Benson J. Lossing, Pictorial Field Book of the Civil War. Volume 2., Chapter 17: Pope's campaign in Virginia. (search)
, between Warrenton and Sperryville; and General Rufus King, of the same corps, who was at Fredericknorthward. For this purpose he directed General Rufus King, at Fredericksburg, to send forward detary in his stead. Detachments sent out by General King from Fredericksburg made bold dashes toward under General Reno, and other troops under General King; and ten regiments under General Stevens, ts; McDowell, with the divisions of Ricketts and King, was at Warrenton; and Heintzelman, Heintzel of Bull's Run the year before. July 21, 1861. King's division of McDowell's corps was in close purtion with Longstreet. He directed McDowell and King to maintain their positions at all hazards; tol Jackson and Longstreet momentarily increased. King had been compelled to abandon the Warrenton pikd heavily, while Porter, with his own corps and King's division, was to move upon the road to Gainesn's left had been driven back nearly a mile. King's division of McDowell's corps had come into ac[1 more...]
Benson J. Lossing, Pictorial Field Book of the Civil War. Volume 2., Chapter 18: Lee's invasion of Maryland, and his retreat toward Richmond. (search)

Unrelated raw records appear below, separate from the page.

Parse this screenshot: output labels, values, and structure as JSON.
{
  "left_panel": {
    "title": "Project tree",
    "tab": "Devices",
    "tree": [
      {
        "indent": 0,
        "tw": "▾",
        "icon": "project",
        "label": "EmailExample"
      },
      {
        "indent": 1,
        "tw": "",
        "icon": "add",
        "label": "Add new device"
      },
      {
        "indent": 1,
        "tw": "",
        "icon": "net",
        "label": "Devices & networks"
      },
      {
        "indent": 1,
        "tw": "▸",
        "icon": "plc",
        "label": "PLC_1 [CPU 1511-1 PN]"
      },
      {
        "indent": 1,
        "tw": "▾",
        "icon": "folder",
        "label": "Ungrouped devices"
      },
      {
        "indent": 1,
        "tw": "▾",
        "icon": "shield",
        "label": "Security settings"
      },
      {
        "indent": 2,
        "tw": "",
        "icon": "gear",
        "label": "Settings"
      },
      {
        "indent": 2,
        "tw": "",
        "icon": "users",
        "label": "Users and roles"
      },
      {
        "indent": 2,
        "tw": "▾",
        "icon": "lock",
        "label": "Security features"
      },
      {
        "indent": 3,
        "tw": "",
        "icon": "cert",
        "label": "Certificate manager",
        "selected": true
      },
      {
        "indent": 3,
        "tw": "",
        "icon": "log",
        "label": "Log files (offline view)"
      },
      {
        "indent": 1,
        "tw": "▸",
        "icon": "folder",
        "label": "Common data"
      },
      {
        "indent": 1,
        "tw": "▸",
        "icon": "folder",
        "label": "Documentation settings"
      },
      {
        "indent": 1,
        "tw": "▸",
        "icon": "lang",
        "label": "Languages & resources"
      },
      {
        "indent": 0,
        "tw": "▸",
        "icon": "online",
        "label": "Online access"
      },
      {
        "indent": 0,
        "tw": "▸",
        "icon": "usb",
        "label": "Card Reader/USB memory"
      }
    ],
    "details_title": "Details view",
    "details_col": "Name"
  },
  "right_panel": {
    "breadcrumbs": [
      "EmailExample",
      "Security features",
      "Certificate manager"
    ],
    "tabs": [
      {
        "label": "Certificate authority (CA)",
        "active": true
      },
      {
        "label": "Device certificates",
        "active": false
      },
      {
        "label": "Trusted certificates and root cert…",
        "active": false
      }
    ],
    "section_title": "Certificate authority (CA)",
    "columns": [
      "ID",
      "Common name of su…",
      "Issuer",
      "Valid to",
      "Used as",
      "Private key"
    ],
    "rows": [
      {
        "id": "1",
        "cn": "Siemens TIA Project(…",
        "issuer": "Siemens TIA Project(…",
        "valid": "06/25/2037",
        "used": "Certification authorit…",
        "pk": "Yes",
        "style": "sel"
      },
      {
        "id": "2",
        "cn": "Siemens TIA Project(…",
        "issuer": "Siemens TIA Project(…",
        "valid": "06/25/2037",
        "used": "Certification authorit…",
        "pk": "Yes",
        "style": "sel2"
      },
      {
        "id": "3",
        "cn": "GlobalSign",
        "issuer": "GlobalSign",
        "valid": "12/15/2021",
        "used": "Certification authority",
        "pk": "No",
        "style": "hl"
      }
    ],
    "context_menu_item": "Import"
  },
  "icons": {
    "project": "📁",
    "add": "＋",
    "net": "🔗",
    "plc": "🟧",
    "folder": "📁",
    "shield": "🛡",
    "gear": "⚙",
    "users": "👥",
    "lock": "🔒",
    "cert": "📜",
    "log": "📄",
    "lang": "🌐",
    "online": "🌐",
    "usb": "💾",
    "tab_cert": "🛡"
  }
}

more brigades, making the Confederate force defending the two crests and the Gap, nearly thirty thousand strong. Meanwhile, during a partial lull of two hours in the contest, the divisions of Wilcox, Rodman, and Sturgis arrived and took position. Then at about two o'clock Hooker's corps came up, and at once moved to the right along the old Hagerstown road, to crush the Confederate left at the higher crest. An hour later a general battle-line was formed with Ricketts' division on the right, King's, commanded by General Hatch, in the center, and resting on the turnpike, and Reno's on the left. The Confederates had much the advantage of position, for the hillsides up which the Nationals toiled were steep and rocky, yet they nowhere, faltered, and at four o'clock fighting was general along the whole line. The ground was contested at many points inch by inch. Hatch was wounded when Doubleday took his Battle-Feld on South Mountain. this little picture shows the appearance of that